- **INFORMATION PROVIDED**
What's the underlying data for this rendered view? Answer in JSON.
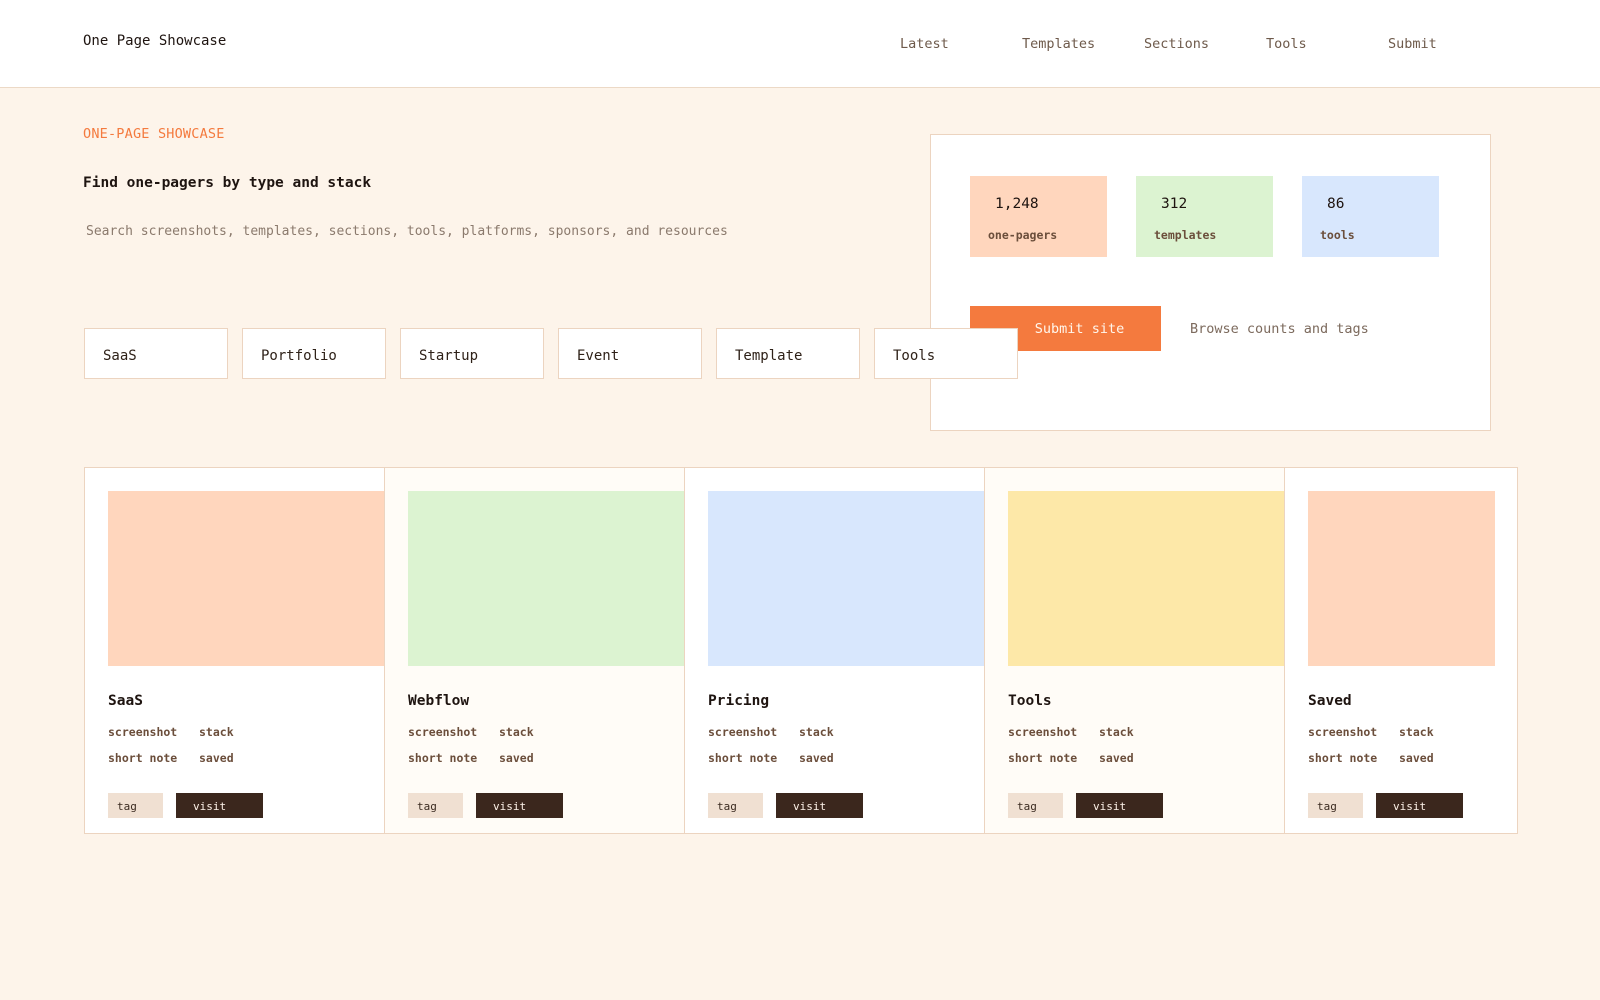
{
  "brand": "One Page Showcase",
  "nav": [
    "Latest",
    "Templates",
    "Sections",
    "Tools",
    "Submit"
  ],
  "hero": {
    "eyebrow": "ONE-PAGE SHOWCASE",
    "headline": "Find one-pagers by type and stack",
    "search_placeholder": "Search screenshots, templates, sections, tools, platforms, sponsors, and resources"
  },
  "chips": [
    "SaaS",
    "Portfolio",
    "Startup",
    "Event",
    "Template",
    "Tools"
  ],
  "stats": [
    {
      "value": "1,248",
      "label": "one-pagers",
      "color": "#ffd6bd"
    },
    {
      "value": "312",
      "label": "templates",
      "color": "#dcf3d1"
    },
    {
      "value": "86",
      "label": "tools",
      "color": "#d8e7fd"
    }
  ],
  "submit_label": "Submit site",
  "browse_label": "Browse counts and tags",
  "cards": [
    {
      "title": "SaaS",
      "color": "#ffd6bd",
      "meta": [
        "screenshot",
        "stack",
        "short note",
        "saved"
      ],
      "tag": "tag",
      "visit": "visit"
    },
    {
      "title": "Webflow",
      "color": "#dcf3d1",
      "meta": [
        "screenshot",
        "stack",
        "short note",
        "saved"
      ],
      "tag": "tag",
      "visit": "visit"
    },
    {
      "title": "Pricing",
      "color": "#d8e7fd",
      "meta": [
        "screenshot",
        "stack",
        "short note",
        "saved"
      ],
      "tag": "tag",
      "visit": "visit"
    },
    {
      "title": "Tools",
      "color": "#fde8a8",
      "meta": [
        "screenshot",
        "stack",
        "short note",
        "saved"
      ],
      "tag": "tag",
      "visit": "visit"
    },
    {
      "title": "Saved",
      "color": "#ffd6bd",
      "meta": [
        "screenshot",
        "stack",
        "short note",
        "saved"
      ],
      "tag": "tag",
      "visit": "visit"
    }
  ],
  "colors": {
    "accent": "#f47a3e",
    "dark": "#3b271d",
    "background": "#fdf4ea"
  }
}
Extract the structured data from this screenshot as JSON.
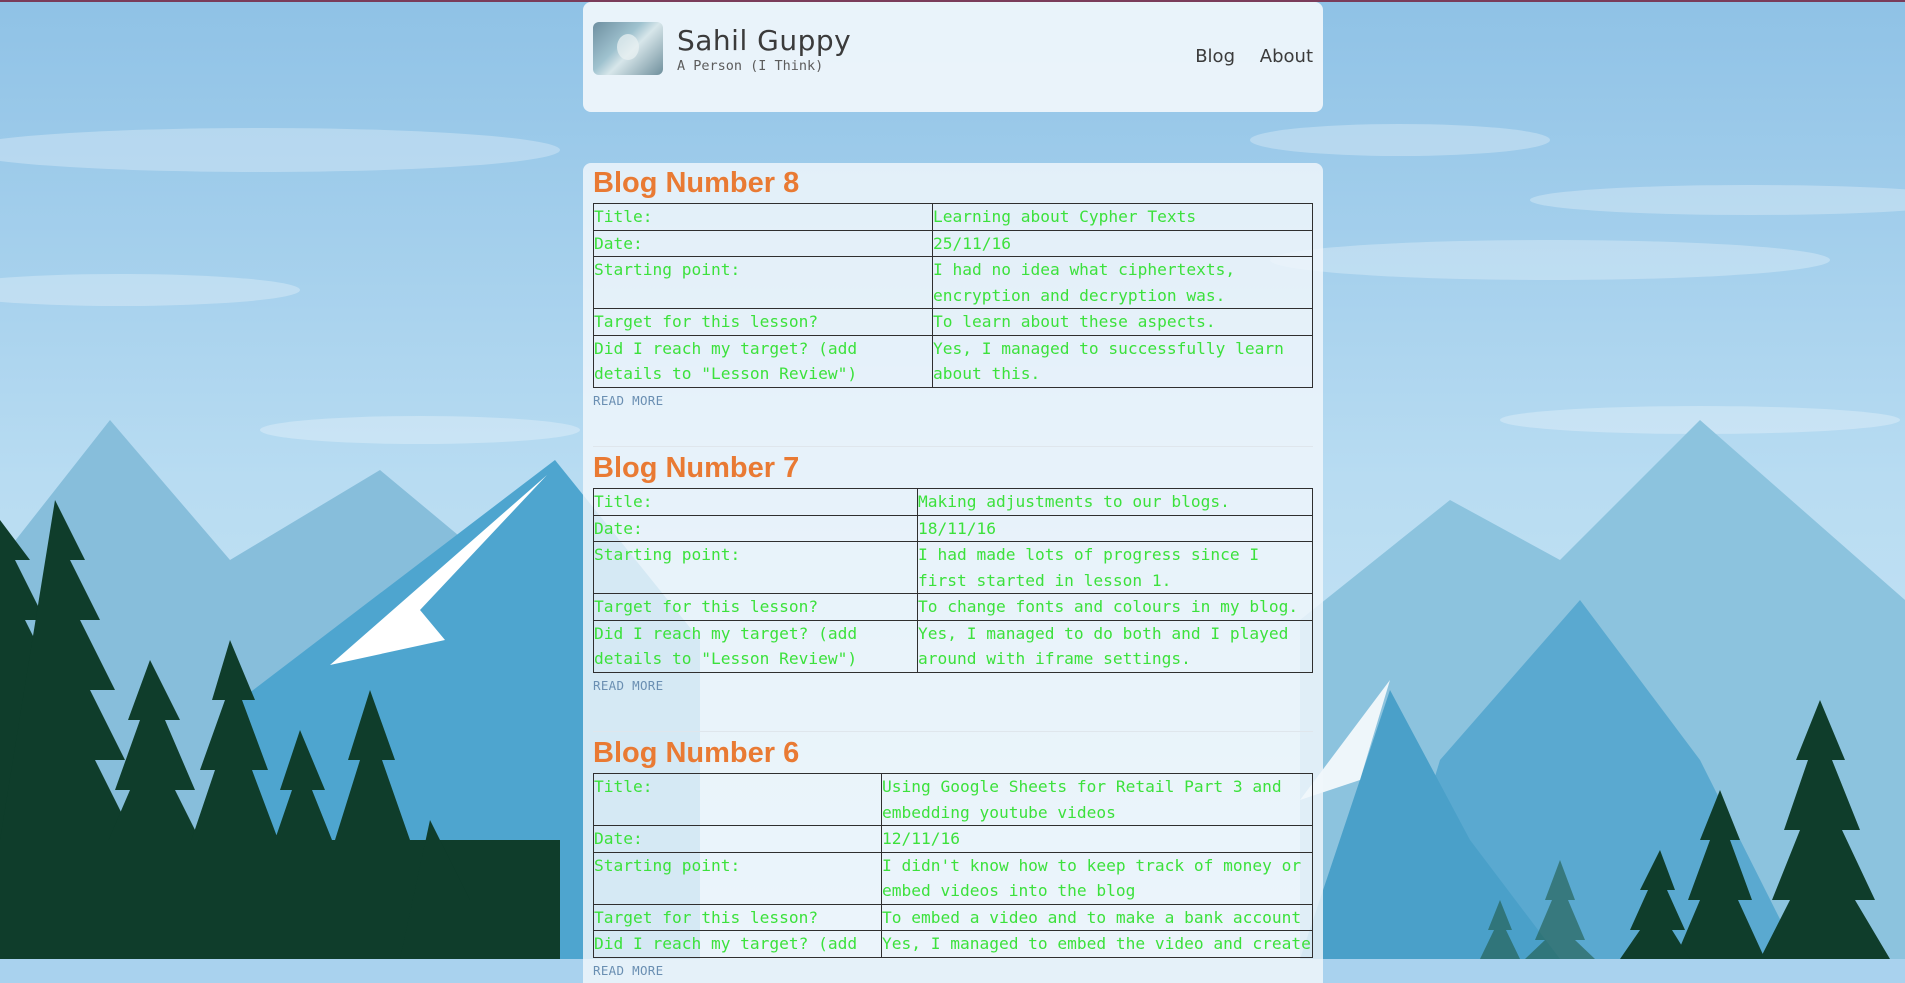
{
  "site": {
    "title": "Sahil Guppy",
    "subtitle": "A Person (I Think)"
  },
  "nav": {
    "items": [
      "Blog",
      "About"
    ]
  },
  "colors": {
    "post_title": "#e97a33",
    "table_text": "#3ce13c",
    "read_more": "#6a8fb2"
  },
  "posts": [
    {
      "title": "Blog Number 8",
      "rows": [
        [
          "Title:",
          "Learning about Cypher Texts"
        ],
        [
          "Date:",
          "25/11/16"
        ],
        [
          "Starting point:",
          "I had no idea what ciphertexts, encryption and decryption was."
        ],
        [
          "Target for this lesson?",
          "To learn about these aspects."
        ],
        [
          "Did I reach my target? (add details to \"Lesson Review\")",
          "Yes, I managed to successfully learn about this."
        ]
      ],
      "read_more": "READ MORE"
    },
    {
      "title": "Blog Number 7",
      "rows": [
        [
          "Title:",
          "Making adjustments to our blogs."
        ],
        [
          "Date:",
          "18/11/16"
        ],
        [
          "Starting point:",
          "I had made lots of progress since I first started in lesson 1."
        ],
        [
          "Target for this lesson?",
          "To change fonts and colours in my blog."
        ],
        [
          "Did I reach my target? (add details to \"Lesson Review\")",
          "Yes, I managed to do both and I played around with iframe settings."
        ]
      ],
      "read_more": "READ MORE"
    },
    {
      "title": "Blog Number 6",
      "rows": [
        [
          "Title:",
          "Using Google Sheets for Retail Part 3 and embedding youtube videos"
        ],
        [
          "Date:",
          "12/11/16"
        ],
        [
          "Starting point:",
          "I didn't know how to keep track of money or embed videos into the blog"
        ],
        [
          "Target for this lesson?",
          "To embed a video and to make a bank account"
        ],
        [
          "Did I reach my target? (add",
          "Yes, I managed to embed the video and create"
        ]
      ],
      "read_more": "READ MORE"
    }
  ]
}
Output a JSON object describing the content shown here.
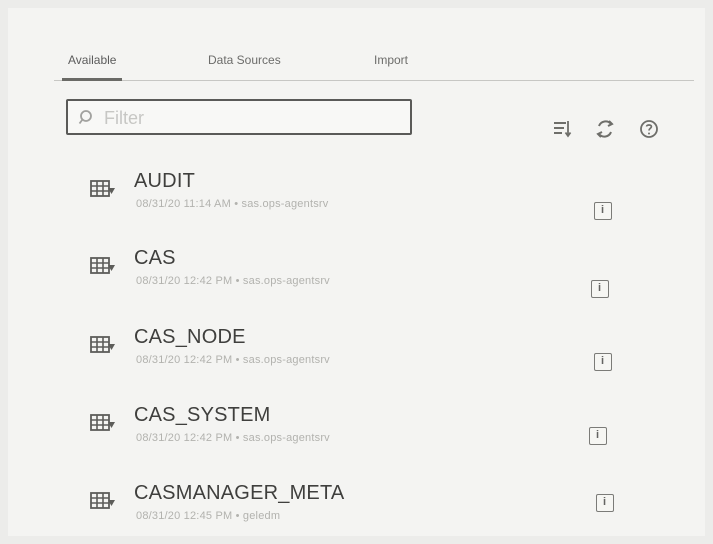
{
  "tabs": [
    {
      "label": "Available"
    },
    {
      "label": "Data Sources"
    },
    {
      "label": "Import"
    }
  ],
  "filter": {
    "placeholder": "Filter",
    "value": ""
  },
  "toolbar": {
    "icons": [
      "sort-icon",
      "refresh-icon",
      "help-icon"
    ]
  },
  "sources": [
    {
      "name": "AUDIT",
      "meta": "08/31/20 11:14 AM • sas.ops-agentsrv",
      "icon": "table-icon"
    },
    {
      "name": "CAS",
      "meta": "08/31/20 12:42 PM • sas.ops-agentsrv",
      "icon": "table-icon"
    },
    {
      "name": "CAS_NODE",
      "meta": "08/31/20 12:42 PM • sas.ops-agentsrv",
      "icon": "table-icon"
    },
    {
      "name": "CAS_SYSTEM",
      "meta": "08/31/20 12:42 PM • sas.ops-agentsrv",
      "icon": "table-icon"
    },
    {
      "name": "CASMANAGER_META",
      "meta": "08/31/20 12:45 PM • geledm",
      "icon": "table-icon"
    }
  ],
  "colors": {
    "background": "#ececea",
    "panel": "#f4f4f2",
    "text": "#3f3f3d",
    "muted": "#b2b2ae",
    "border": "#5a5a58"
  }
}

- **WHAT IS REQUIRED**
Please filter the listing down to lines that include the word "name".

- **SOLUTION TO THE EXERCISE**
      "name": "AUDIT",
      "name": "CAS",
      "name": "CAS_NODE",
      "name": "CAS_SYSTEM",
      "name": "CASMANAGER_META",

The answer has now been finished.